17 May 2023
Coalition Faces Challenge in Indigenous Voice Referendum Pamphlet
The upcoming referendum on the Indigenous voice to parliament in Australia presents a unique challenge for some Coalition members. To have a say in the official referendum pamphlet, they may have to vote against the staging bill, per federal law regulations.
While the federal Liberals and Nationals are campaigning against the establishment of an Indigenous voice, they support the referendum bill itself, allowing Australians to express their opinions. As preparations for the October referendum progress, parliamentary committees are expected to convene and contribute to the lengthy pamphlet. This document contains 2000-word essays representing the yes and no arguments and is mailed to every household.
However, politicians can only contribute to the essay based on their voting stance on the constitutional alteration bill, which enables the referendum. To have a say in writing the no essay, some Coalition MPs must vote against the staging bill. The alteration bill would pass with the support of Labor, the Greens, and crossbench members, even without the Coalition’s endorsement.
The Australian Electoral Commission has allocated $10 million in the federal budget to print and distribute the pamphlet. While dedicated campaign organizations exist for the yes and no cases, the essays themselves are written by politicians. According to the Referendum Machinery Act, each essay must be authorized by a majority of parliament members who voted in favor of or against the proposed law. However, the act does not provide guidance on how this majority is determined or how disputes in essay writing should be resolved.
The government is considering the process and may establish large parliamentary committees to address this issue. Members of Labor, the Greens, and independent politicians like Senator David Pocock have expressed their desire to contribute to the Yes essay. At the same time, the Coalition and One Nation are expected to have input in the no essay.
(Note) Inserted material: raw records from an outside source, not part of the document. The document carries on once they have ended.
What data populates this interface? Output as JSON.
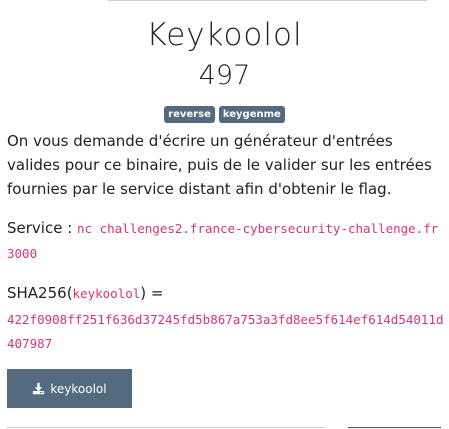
{
  "challenge": {
    "title": "Keykoolol",
    "points": "497",
    "tags": [
      "reverse",
      "keygenme"
    ],
    "description": "On vous demande d'écrire un générateur d'entrées valides pour ce binaire, puis de le valider sur les entrées fournies par le service distant afin d'obtenir le flag.",
    "service_label": "Service : ",
    "service_command": "nc challenges2.france-cybersecurity-challenge.fr 3000",
    "sha_prefix": "SHA256(",
    "sha_filename": "keykoolol",
    "sha_suffix": ") =",
    "sha_value": "422f0908ff251f636d37245fd5b867a753a3fd8ee5f614ef614d54011d407987",
    "download_label": "keykoolol",
    "download_icon": "download-icon",
    "accent_color": "#536a7f",
    "code_color": "#d63384"
  }
}
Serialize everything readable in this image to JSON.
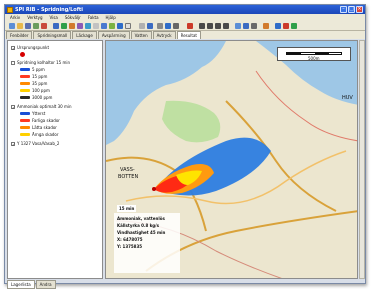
{
  "window": {
    "title": "SPI RIB - Spridning/Lofti"
  },
  "menu": [
    "Arkiv",
    "Verktyg",
    "Visa",
    "Sökväljr",
    "Fakta",
    "Hjälp"
  ],
  "tabs": [
    "Fenbilder",
    "Spridningsmall",
    "Läckage",
    "Avspärrning",
    "Vatten",
    "Avtryck",
    "Resultat"
  ],
  "active_tab": "Resultat",
  "layers": [
    {
      "label": "Ursprungspunkt",
      "checked": true,
      "level": 0
    },
    {
      "label": "Spridning kolhaltor 15 min",
      "checked": false,
      "level": 0
    },
    {
      "label": "5 ppm",
      "level": 1,
      "color": "#1a4fd6"
    },
    {
      "label": "15 ppm",
      "level": 1,
      "color": "#ff3a22"
    },
    {
      "label": "35 ppm",
      "level": 1,
      "color": "#ff8a00"
    },
    {
      "label": "100 ppm",
      "level": 1,
      "color": "#ffd000"
    },
    {
      "label": "3000 ppm",
      "level": 1,
      "color": "#2a2a2a"
    },
    {
      "label": "Ammoniak optimalt 30 min",
      "checked": true,
      "level": 0
    },
    {
      "label": "Ytterst",
      "level": 1,
      "color": "#1a4fd6"
    },
    {
      "label": "Farliga skador",
      "level": 1,
      "color": "#ff3a22"
    },
    {
      "label": "Lätta skador",
      "level": 1,
      "color": "#ff8a00"
    },
    {
      "label": "Ärnga skador",
      "level": 1,
      "color": "#ffd000"
    },
    {
      "label": "Y 1327 Vasa/Vasab_2",
      "checked": true,
      "level": 0
    }
  ],
  "bottom_tabs": [
    "Lagerlista",
    "Andra"
  ],
  "map": {
    "scale_label": "500m",
    "labels": [
      "VASS-",
      "BOTTEN",
      "HUV"
    ],
    "info_chip": "15 min",
    "info_lines": [
      "Ammoniak, vattenlös",
      "Källstyrka 0.8 kg/s",
      "Vindhastighet 45 min",
      "X: 6478075",
      "Y: 1375835"
    ]
  },
  "colors": {
    "water": "#9ec7e6",
    "land": "#ece6cf",
    "road": "#d9a23a",
    "park": "#bfe0a2",
    "plume_blue": "#2d7de0",
    "plume_red": "#ff2a14",
    "plume_orange": "#ff9a10",
    "plume_yellow": "#ffe400"
  }
}
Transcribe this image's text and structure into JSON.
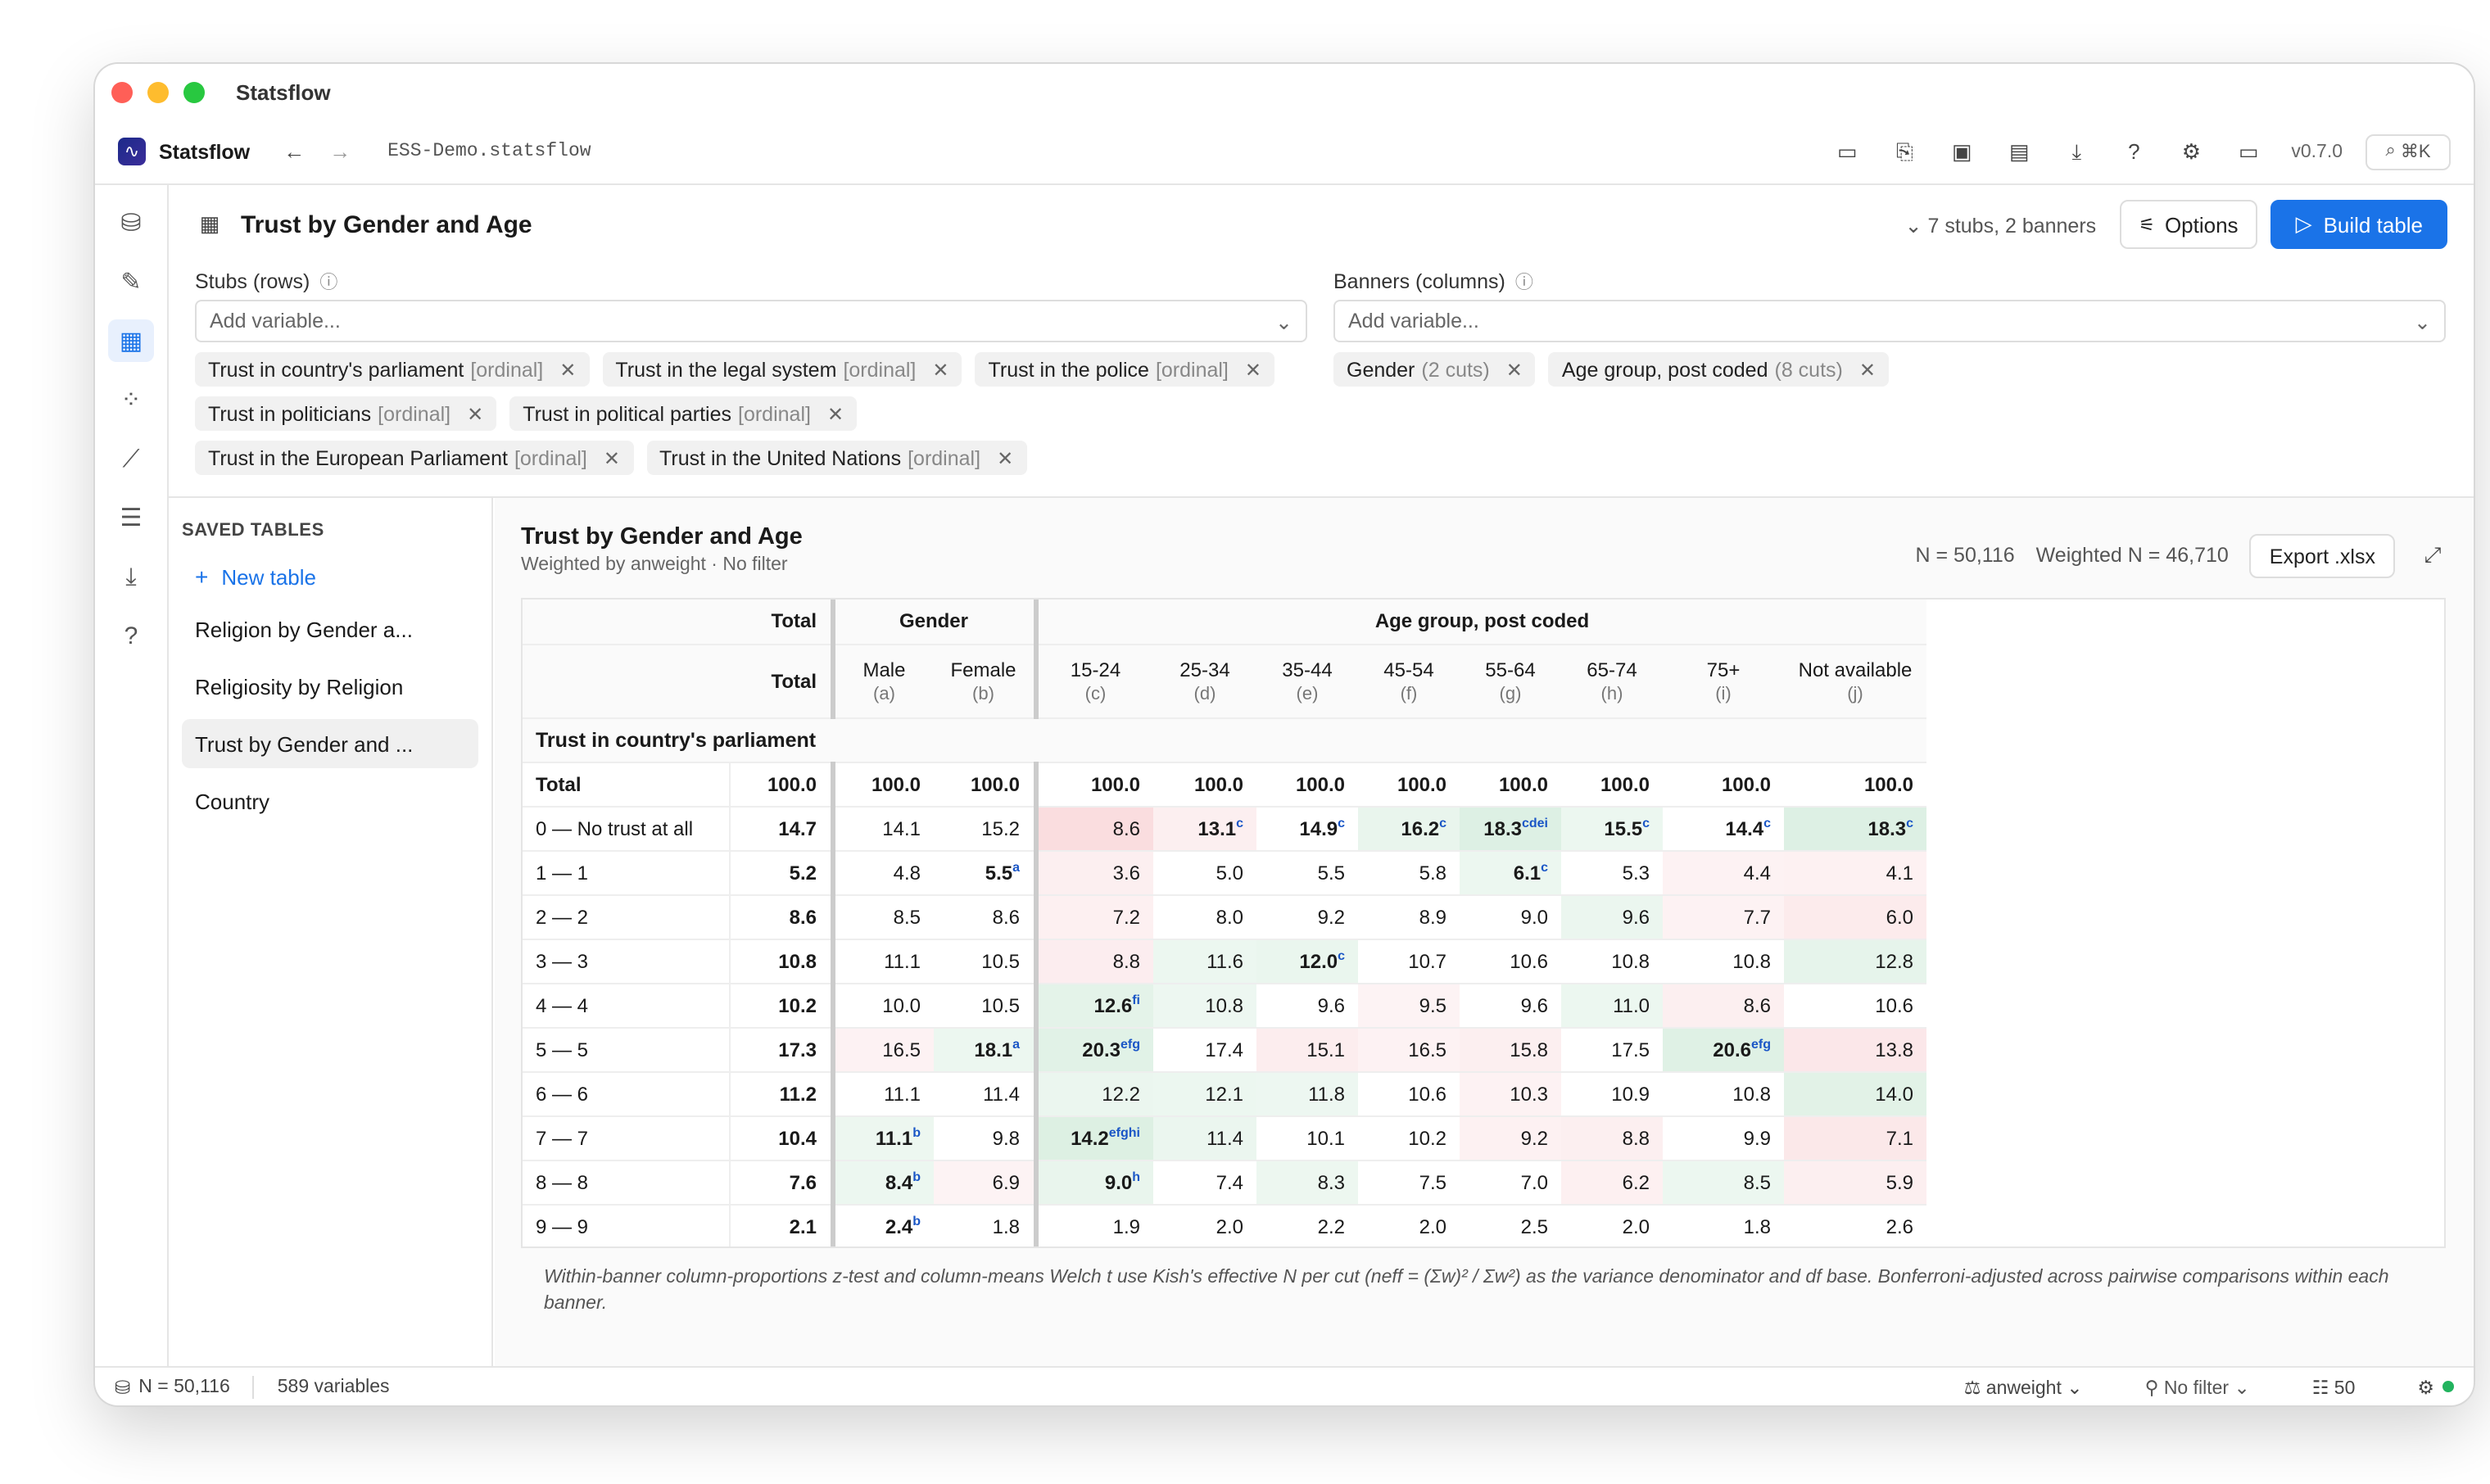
{
  "window": {
    "title": "Statsflow"
  },
  "appbar": {
    "brand": "Statsflow",
    "file": "ESS-Demo.statsflow",
    "version": "v0.7.0",
    "search_shortcut": "⌘K"
  },
  "builder": {
    "title": "Trust by Gender and Age",
    "summary": "7 stubs, 2 banners",
    "options_label": "Options",
    "build_label": "Build table",
    "stubs_label": "Stubs (rows)",
    "banners_label": "Banners (columns)",
    "add_placeholder": "Add variable...",
    "stubs": [
      {
        "name": "Trust in country's parliament",
        "meta": "[ordinal]"
      },
      {
        "name": "Trust in the legal system",
        "meta": "[ordinal]"
      },
      {
        "name": "Trust in the police",
        "meta": "[ordinal]"
      },
      {
        "name": "Trust in politicians",
        "meta": "[ordinal]"
      },
      {
        "name": "Trust in political parties",
        "meta": "[ordinal]"
      },
      {
        "name": "Trust in the European Parliament",
        "meta": "[ordinal]"
      },
      {
        "name": "Trust in the United Nations",
        "meta": "[ordinal]"
      }
    ],
    "banners": [
      {
        "name": "Gender",
        "meta": "(2 cuts)"
      },
      {
        "name": "Age group, post coded",
        "meta": "(8 cuts)"
      }
    ]
  },
  "saved": {
    "heading": "SAVED TABLES",
    "new_label": "New table",
    "items": [
      "Religion by Gender a...",
      "Religiosity by Religion",
      "Trust by Gender and ...",
      "Country"
    ]
  },
  "results": {
    "title": "Trust by Gender and Age",
    "subtitle": "Weighted by anweight · No filter",
    "n": "N = 50,116",
    "wn": "Weighted N = 46,710",
    "export_label": "Export .xlsx",
    "groups": [
      "Total",
      "Gender",
      "Age group, post coded"
    ],
    "columns": [
      {
        "label": "Total",
        "letter": ""
      },
      {
        "label": "Male",
        "letter": "(a)"
      },
      {
        "label": "Female",
        "letter": "(b)"
      },
      {
        "label": "15-24",
        "letter": "(c)"
      },
      {
        "label": "25-34",
        "letter": "(d)"
      },
      {
        "label": "35-44",
        "letter": "(e)"
      },
      {
        "label": "45-54",
        "letter": "(f)"
      },
      {
        "label": "55-64",
        "letter": "(g)"
      },
      {
        "label": "65-74",
        "letter": "(h)"
      },
      {
        "label": "75+",
        "letter": "(i)"
      },
      {
        "label": "Not available",
        "letter": "(j)"
      }
    ],
    "section": "Trust in country's parliament",
    "rows": [
      {
        "label": "Total",
        "cells": [
          "100.0",
          "100.0",
          "100.0",
          "100.0",
          "100.0",
          "100.0",
          "100.0",
          "100.0",
          "100.0",
          "100.0",
          "100.0"
        ],
        "sig": [
          "",
          "",
          "",
          "",
          "",
          "",
          "",
          "",
          "",
          "",
          ""
        ]
      },
      {
        "label": "0 — No trust at all",
        "cells": [
          "14.7",
          "14.1",
          "15.2",
          "8.6",
          "13.1",
          "14.9",
          "16.2",
          "18.3",
          "15.5",
          "14.4",
          "18.3"
        ],
        "sig": [
          "",
          "",
          "",
          "",
          "c",
          "c",
          "c",
          "cdei",
          "c",
          "c",
          "c"
        ]
      },
      {
        "label": "1 — 1",
        "cells": [
          "5.2",
          "4.8",
          "5.5",
          "3.6",
          "5.0",
          "5.5",
          "5.8",
          "6.1",
          "5.3",
          "4.4",
          "4.1"
        ],
        "sig": [
          "",
          "",
          "a",
          "",
          "",
          "",
          "",
          "c",
          "",
          "",
          ""
        ]
      },
      {
        "label": "2 — 2",
        "cells": [
          "8.6",
          "8.5",
          "8.6",
          "7.2",
          "8.0",
          "9.2",
          "8.9",
          "9.0",
          "9.6",
          "7.7",
          "6.0"
        ],
        "sig": [
          "",
          "",
          "",
          "",
          "",
          "",
          "",
          "",
          "",
          "",
          ""
        ]
      },
      {
        "label": "3 — 3",
        "cells": [
          "10.8",
          "11.1",
          "10.5",
          "8.8",
          "11.6",
          "12.0",
          "10.7",
          "10.6",
          "10.8",
          "10.8",
          "12.8"
        ],
        "sig": [
          "",
          "",
          "",
          "",
          "",
          "c",
          "",
          "",
          "",
          "",
          ""
        ]
      },
      {
        "label": "4 — 4",
        "cells": [
          "10.2",
          "10.0",
          "10.5",
          "12.6",
          "10.8",
          "9.6",
          "9.5",
          "9.6",
          "11.0",
          "8.6",
          "10.6"
        ],
        "sig": [
          "",
          "",
          "",
          "fi",
          "",
          "",
          "",
          "",
          "",
          "",
          ""
        ]
      },
      {
        "label": "5 — 5",
        "cells": [
          "17.3",
          "16.5",
          "18.1",
          "20.3",
          "17.4",
          "15.1",
          "16.5",
          "15.8",
          "17.5",
          "20.6",
          "13.8"
        ],
        "sig": [
          "",
          "",
          "a",
          "efg",
          "",
          "",
          "",
          "",
          "",
          "efg",
          ""
        ]
      },
      {
        "label": "6 — 6",
        "cells": [
          "11.2",
          "11.1",
          "11.4",
          "12.2",
          "12.1",
          "11.8",
          "10.6",
          "10.3",
          "10.9",
          "10.8",
          "14.0"
        ],
        "sig": [
          "",
          "",
          "",
          "",
          "",
          "",
          "",
          "",
          "",
          "",
          ""
        ]
      },
      {
        "label": "7 — 7",
        "cells": [
          "10.4",
          "11.1",
          "9.8",
          "14.2",
          "11.4",
          "10.1",
          "10.2",
          "9.2",
          "8.8",
          "9.9",
          "7.1"
        ],
        "sig": [
          "",
          "b",
          "",
          "efghi",
          "",
          "",
          "",
          "",
          "",
          "",
          ""
        ]
      },
      {
        "label": "8 — 8",
        "cells": [
          "7.6",
          "8.4",
          "6.9",
          "9.0",
          "7.4",
          "8.3",
          "7.5",
          "7.0",
          "6.2",
          "8.5",
          "5.9"
        ],
        "sig": [
          "",
          "b",
          "",
          "h",
          "",
          "",
          "",
          "",
          "",
          "",
          ""
        ]
      },
      {
        "label": "9 — 9",
        "cells": [
          "2.1",
          "2.4",
          "1.8",
          "1.9",
          "2.0",
          "2.2",
          "2.0",
          "2.5",
          "2.0",
          "1.8",
          "2.6"
        ],
        "sig": [
          "",
          "b",
          "",
          "",
          "",
          "",
          "",
          "",
          "",
          "",
          ""
        ]
      }
    ],
    "footnote": "Within-banner column-proportions z-test and column-means Welch t use Kish's effective N per cut (neff = (Σw)² / Σw²) as the variance denominator and df base. Bonferroni-adjusted across pairwise comparisons within each banner."
  },
  "status": {
    "n": "N = 50,116",
    "vars": "589 variables",
    "weight": "anweight",
    "filter": "No filter",
    "count": "50"
  },
  "colors": {
    "accent": "#1a73e8",
    "sig": "#1a56c6"
  }
}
Although Coalition leader Peter Dutton and other relevant officials have yet to provide detailed information about the process, it is believed that several politicians within the Coalition will strategically vote against the alteration bill. Some do so out of opposition to the Indigenous voice, while others aim to allow the opposition to contribute to the no essay.
Initially, the government planned to abolish the pamphlet, but it was retained following a request from the Coalition. Professor George Williams, a constitutional law expert, considers the pamphlet outdated but highly significant due to its distribution to all households. He emphasizes that writing essays is a delicate exercise, with politicians responsible for agreeing on the majority and the essay’s content.
The government intends to pass the bill in June, and the legislation requires the essays to be sent to the Australian Electoral Commission within four weeks of the bill’s passage. The commission is currently working on defining the process for this year’s referendum, and in 2013, it prepared guidelines to assist members in preparing their cases for a previous referendum.
When asked about the Liberal party’s willingness to put its name to the no case in the pamphlet, Peter Dutton stated that precedent suggests people from both sides of the debate are identified. He believes it is reasonable for arguments to be made by different individuals. Additionally, Dutton expressed the opposition’s intention to have a dialogue with the government and participate constructively in writing the pamphlet.
An independent senator, Lidia Thorpe, has not explicitly confirmed her stance on the referendum but has criticized the government for not engaging with the Blak Sovereign movement. She hopes Blak Voices will have the opportunity to write essays for both the yes and no sides, ensuring that a white parliamentary majority does not dominate them.